Now, I do understand that babies are technically produced rather than consumed, but I would hope that, in this age of medicine, the supply and demand for babies at least approximately equalizes. In this way, we can talk about them as either normal goods – goods where demand for them increases as income increases – or inferior goods – goods where demand decreases as income rises. (See here for a video refresher on the determinants of demand.) On a macroeconomic level, normal and inferior goods are roughly equivalent to cyclical assets, which rise in value during good economic times, and countercyclical assets, which rise in value during bad economic times, respectively.
Fewer babies were born in 2008 than the prior year, and it appears to be linked to the recession, a new study shows.
The number of births in 25 states where data was collected fell to 2.29 million in 2008, down from 2.33 million a year earlier, according to the Pew Research Center.
The birth rate — the share of women between ages 15 and 44 who gave birth – also fell in 20 of the 25 states. The overall birth rate dropped 1.6% to 68.8 births per 1,000 women of childbearing age.
The researchers relied on state level data to help parse the relationship between births and economic trends in the region. The 25 states surveyed account for 54% of all women of childbearing age in the U.S. and the same percentage of babies born annually.
“The analysis suggests that the falloff in fertility coincides with deteriorating economic conditions,” the report says. “There is a strong association between the magnitude of fertility change in 2008 across states and key economic indicators including changes in per capita income, housing prices and share of the working-age population that is employed across states.”
I find this interesting on a number of levels. My initial gut reaction is to say “wow, I’m impressed that people are being responsible in assessing whether they have the appropriate resources to properly raise a child.” Furthermore, it certainly is the case (not that I would know personally) that there are a lot of immediate costs associated with newborn babies. On the other hand, the ability to raise a child from a financial standpoint depends on a family’s financial situation over the next 18 years or so, not just on today’s circumstances. This suggests that households either expect this recession dealie we’ve got going on to persist for a really long time or they are overweighting current conditions in their decision-making processes. In general, people tend to overestimate the degree to which the future is likely to look like the present. (Adjustable-rate mortgages, anyone?)

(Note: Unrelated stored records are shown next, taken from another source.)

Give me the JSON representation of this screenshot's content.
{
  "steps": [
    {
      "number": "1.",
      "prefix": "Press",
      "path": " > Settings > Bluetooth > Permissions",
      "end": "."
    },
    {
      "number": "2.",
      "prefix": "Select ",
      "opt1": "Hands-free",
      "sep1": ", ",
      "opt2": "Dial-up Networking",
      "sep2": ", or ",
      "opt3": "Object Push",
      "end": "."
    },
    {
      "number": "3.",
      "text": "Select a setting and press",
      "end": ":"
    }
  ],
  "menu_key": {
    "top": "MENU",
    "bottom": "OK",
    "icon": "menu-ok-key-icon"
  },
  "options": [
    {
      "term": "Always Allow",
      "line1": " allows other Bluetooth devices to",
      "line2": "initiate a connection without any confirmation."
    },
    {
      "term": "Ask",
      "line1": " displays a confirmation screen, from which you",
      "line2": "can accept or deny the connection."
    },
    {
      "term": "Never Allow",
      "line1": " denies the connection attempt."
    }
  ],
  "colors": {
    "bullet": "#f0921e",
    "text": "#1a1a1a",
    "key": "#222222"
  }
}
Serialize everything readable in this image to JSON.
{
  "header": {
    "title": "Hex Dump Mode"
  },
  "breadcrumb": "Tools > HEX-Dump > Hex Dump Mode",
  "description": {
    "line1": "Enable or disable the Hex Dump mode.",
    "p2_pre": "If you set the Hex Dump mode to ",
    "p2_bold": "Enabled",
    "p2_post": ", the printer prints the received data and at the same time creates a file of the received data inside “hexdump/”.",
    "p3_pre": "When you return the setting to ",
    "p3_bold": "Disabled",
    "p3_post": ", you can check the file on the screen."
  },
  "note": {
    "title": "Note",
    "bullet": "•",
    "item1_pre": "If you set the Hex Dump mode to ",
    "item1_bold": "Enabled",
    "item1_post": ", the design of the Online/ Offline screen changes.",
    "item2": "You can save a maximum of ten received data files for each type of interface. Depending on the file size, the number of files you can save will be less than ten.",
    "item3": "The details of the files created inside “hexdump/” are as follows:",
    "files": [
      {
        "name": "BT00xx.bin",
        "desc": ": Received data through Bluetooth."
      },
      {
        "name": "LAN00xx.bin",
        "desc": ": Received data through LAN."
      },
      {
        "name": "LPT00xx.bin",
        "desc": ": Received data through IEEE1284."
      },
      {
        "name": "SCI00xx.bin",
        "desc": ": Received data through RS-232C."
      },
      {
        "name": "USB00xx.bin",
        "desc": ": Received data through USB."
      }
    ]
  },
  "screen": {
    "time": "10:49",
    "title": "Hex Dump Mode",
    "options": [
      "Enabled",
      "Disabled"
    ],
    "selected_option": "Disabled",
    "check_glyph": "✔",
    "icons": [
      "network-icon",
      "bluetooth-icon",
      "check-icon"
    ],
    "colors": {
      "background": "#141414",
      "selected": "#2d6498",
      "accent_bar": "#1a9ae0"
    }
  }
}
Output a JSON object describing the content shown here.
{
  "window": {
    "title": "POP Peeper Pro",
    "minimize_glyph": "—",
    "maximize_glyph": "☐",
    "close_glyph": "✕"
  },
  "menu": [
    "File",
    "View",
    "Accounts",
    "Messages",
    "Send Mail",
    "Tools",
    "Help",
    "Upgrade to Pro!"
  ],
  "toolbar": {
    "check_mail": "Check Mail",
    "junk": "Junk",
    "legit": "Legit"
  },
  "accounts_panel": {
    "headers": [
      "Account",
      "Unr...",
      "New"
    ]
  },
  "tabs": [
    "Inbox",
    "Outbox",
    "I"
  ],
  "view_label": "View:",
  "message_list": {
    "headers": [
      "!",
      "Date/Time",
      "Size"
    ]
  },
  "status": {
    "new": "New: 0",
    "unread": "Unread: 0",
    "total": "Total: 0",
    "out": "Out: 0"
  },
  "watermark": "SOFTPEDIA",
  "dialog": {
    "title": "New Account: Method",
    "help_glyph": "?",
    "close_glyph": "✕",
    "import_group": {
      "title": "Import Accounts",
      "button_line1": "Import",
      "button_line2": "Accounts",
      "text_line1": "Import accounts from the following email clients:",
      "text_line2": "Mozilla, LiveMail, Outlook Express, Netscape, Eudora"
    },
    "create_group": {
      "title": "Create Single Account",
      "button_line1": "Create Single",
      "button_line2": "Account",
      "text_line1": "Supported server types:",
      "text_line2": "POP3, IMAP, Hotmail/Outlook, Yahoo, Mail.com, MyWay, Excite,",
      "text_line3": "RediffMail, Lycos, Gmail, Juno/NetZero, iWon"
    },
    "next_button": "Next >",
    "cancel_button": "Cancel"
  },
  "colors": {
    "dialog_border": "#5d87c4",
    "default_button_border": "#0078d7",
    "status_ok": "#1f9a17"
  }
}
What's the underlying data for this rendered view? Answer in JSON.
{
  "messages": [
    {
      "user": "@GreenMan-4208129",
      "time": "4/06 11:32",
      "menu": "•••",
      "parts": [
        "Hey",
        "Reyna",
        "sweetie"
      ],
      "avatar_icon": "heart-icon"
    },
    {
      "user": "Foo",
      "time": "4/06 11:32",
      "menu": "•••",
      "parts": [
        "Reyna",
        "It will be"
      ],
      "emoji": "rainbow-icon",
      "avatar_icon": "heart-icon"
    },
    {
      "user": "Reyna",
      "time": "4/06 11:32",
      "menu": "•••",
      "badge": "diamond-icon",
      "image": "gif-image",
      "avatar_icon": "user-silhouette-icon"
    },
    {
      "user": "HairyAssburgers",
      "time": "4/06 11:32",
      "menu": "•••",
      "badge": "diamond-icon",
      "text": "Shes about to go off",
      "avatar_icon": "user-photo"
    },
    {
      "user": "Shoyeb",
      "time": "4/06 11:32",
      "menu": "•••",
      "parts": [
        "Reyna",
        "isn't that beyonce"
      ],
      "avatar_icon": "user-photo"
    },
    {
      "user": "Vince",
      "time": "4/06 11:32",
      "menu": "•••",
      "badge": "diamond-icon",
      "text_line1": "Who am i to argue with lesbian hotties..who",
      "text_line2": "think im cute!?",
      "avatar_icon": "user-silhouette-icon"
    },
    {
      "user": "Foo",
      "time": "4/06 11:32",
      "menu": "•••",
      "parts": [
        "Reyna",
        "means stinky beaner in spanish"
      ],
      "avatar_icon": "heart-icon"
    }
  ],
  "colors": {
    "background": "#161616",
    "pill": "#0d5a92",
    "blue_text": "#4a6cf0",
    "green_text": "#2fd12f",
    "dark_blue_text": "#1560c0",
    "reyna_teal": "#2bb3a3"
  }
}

Economically speaking, contraception is a substitute for children (yeah, I went there), so if households see the recession as causing an effective price increase on children, the demand for birth control should increase as a result. Does this also mean that birth control pills count as an inferior good?
Update: So I was half kidding about the birth control thing, but apparently I wasn’t far off. Shortly after finishing this post, I came upon an article entitled “Is the Crappy Economy Causing Men to Neuter Themselves?”. Apparently there’s some empirical evidence that vasectomies are inferior goods or countercyclical assets or whatever. Ouch.